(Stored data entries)
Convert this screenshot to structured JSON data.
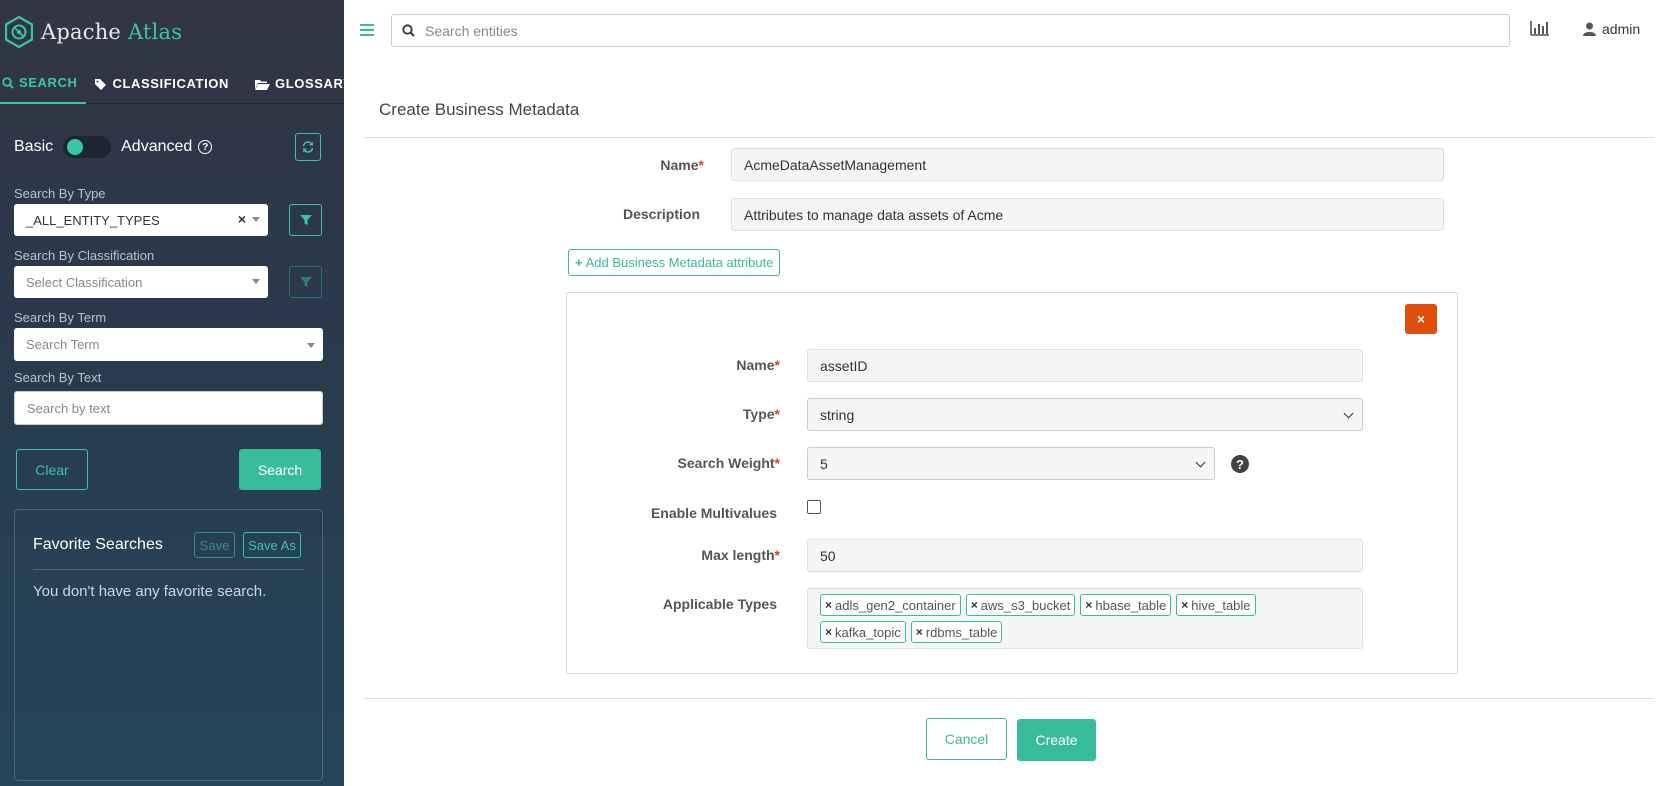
{
  "colors": {
    "accent": "#37bb9b",
    "danger": "#e04e0c",
    "sidebar_bg": "#2a3a4c",
    "required": "#e53935"
  },
  "brand": {
    "name_part1": "Apache",
    "name_part2": "Atlas"
  },
  "sidebar": {
    "tabs": [
      {
        "label": "SEARCH",
        "icon": "search-icon",
        "active": true
      },
      {
        "label": "CLASSIFICATION",
        "icon": "tags-icon",
        "active": false
      },
      {
        "label": "GLOSSARY",
        "icon": "folder-open-icon",
        "active": false
      }
    ],
    "toggle": {
      "left_label": "Basic",
      "right_label": "Advanced"
    },
    "type": {
      "label": "Search By Type",
      "value": "_ALL_ENTITY_TYPES"
    },
    "classification": {
      "label": "Search By Classification",
      "placeholder": "Select Classification"
    },
    "term": {
      "label": "Search By Term",
      "placeholder": "Search Term"
    },
    "text": {
      "label": "Search By Text",
      "placeholder": "Search by text"
    },
    "clear_label": "Clear",
    "search_label": "Search",
    "favorites": {
      "title": "Favorite Searches",
      "save_label": "Save",
      "save_as_label": "Save As",
      "empty_text": "You don't have any favorite search."
    }
  },
  "topbar": {
    "search_placeholder": "Search entities",
    "user": "admin"
  },
  "form": {
    "title": "Create Business Metadata",
    "name": {
      "label": "Name",
      "value": "AcmeDataAssetManagement"
    },
    "description": {
      "label": "Description",
      "value": "Attributes to manage data assets of Acme"
    },
    "add_attribute_label": "Add Business Metadata attribute",
    "attribute": {
      "name": {
        "label": "Name",
        "value": "assetID"
      },
      "type": {
        "label": "Type",
        "value": "string"
      },
      "search_weight": {
        "label": "Search Weight",
        "value": "5"
      },
      "multivalues": {
        "label": "Enable Multivalues",
        "checked": false
      },
      "max_length": {
        "label": "Max length",
        "value": "50"
      },
      "applicable_types": {
        "label": "Applicable Types",
        "tags": [
          "adls_gen2_container",
          "aws_s3_bucket",
          "hbase_table",
          "hive_table",
          "kafka_topic",
          "rdbms_table"
        ]
      }
    },
    "cancel_label": "Cancel",
    "create_label": "Create"
  }
}
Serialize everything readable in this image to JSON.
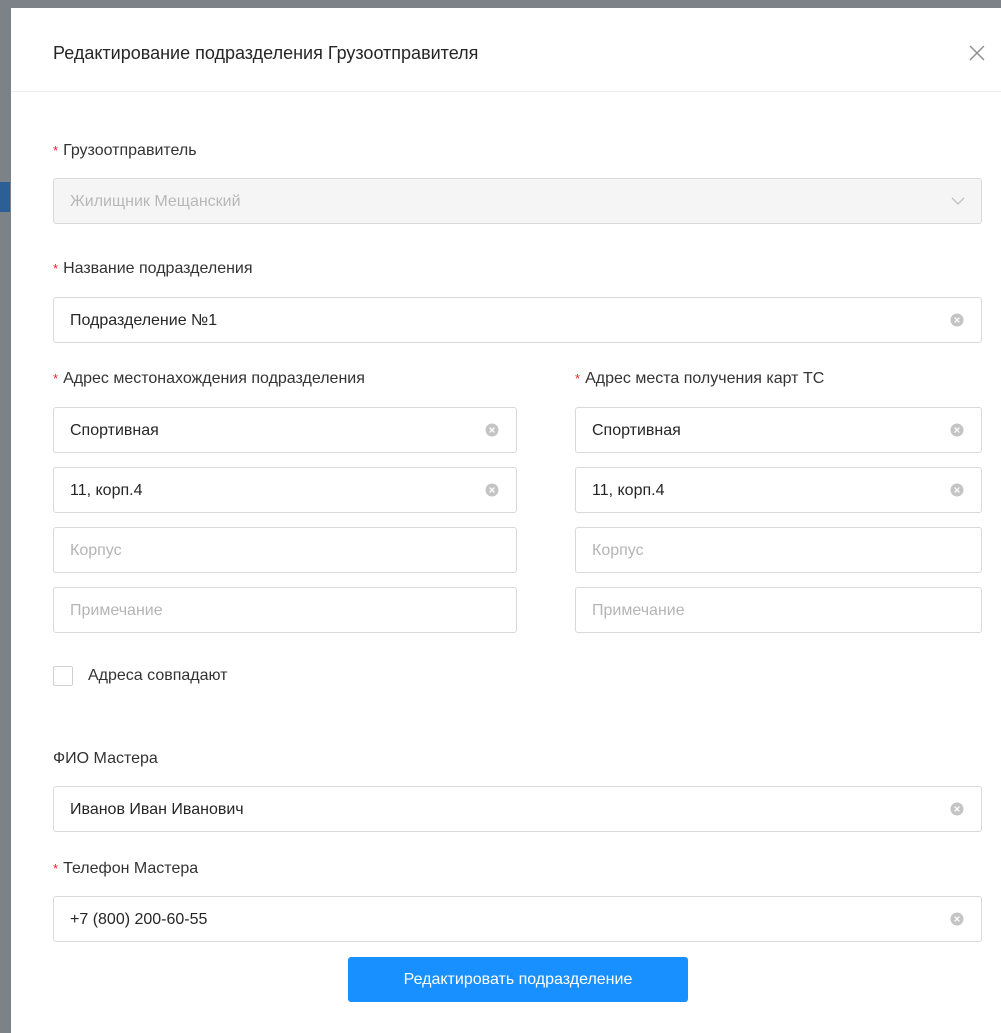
{
  "modal": {
    "title": "Редактирование подразделения Грузоотправителя",
    "close_icon": "close-icon"
  },
  "form": {
    "shipper": {
      "label": "Грузоотправитель",
      "required_mark": "*",
      "value": "Жилищник Мещанский",
      "disabled": true
    },
    "division_name": {
      "label": "Название подразделения",
      "required_mark": "*",
      "value": "Подразделение №1"
    },
    "location_address": {
      "label": "Адрес местонахождения подразделения",
      "required_mark": "*",
      "street": "Спортивная",
      "house": "11, корп.4",
      "building_placeholder": "Корпус",
      "note_placeholder": "Примечание"
    },
    "card_address": {
      "label": "Адрес места получения карт ТС",
      "required_mark": "*",
      "street": "Спортивная",
      "house": "11, корп.4",
      "building_placeholder": "Корпус",
      "note_placeholder": "Примечание"
    },
    "same_address": {
      "label": "Адреса совпадают",
      "checked": false
    },
    "master_name": {
      "label": "ФИО Мастера",
      "value": "Иванов Иван Иванович"
    },
    "master_phone": {
      "label": "Телефон Мастера",
      "required_mark": "*",
      "value": "+7 (800) 200-60-55"
    },
    "submit_label": "Редактировать подразделение"
  },
  "colors": {
    "primary": "#1890ff",
    "required": "#f5222d",
    "border": "#d9d9d9",
    "disabled_bg": "#f5f5f5"
  }
}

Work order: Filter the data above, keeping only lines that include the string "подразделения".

Response for this exercise:
    "title": "Редактирование подразделения Грузоотправителя",
      "label": "Название подразделения",
      "label": "Адрес местонахождения подразделения",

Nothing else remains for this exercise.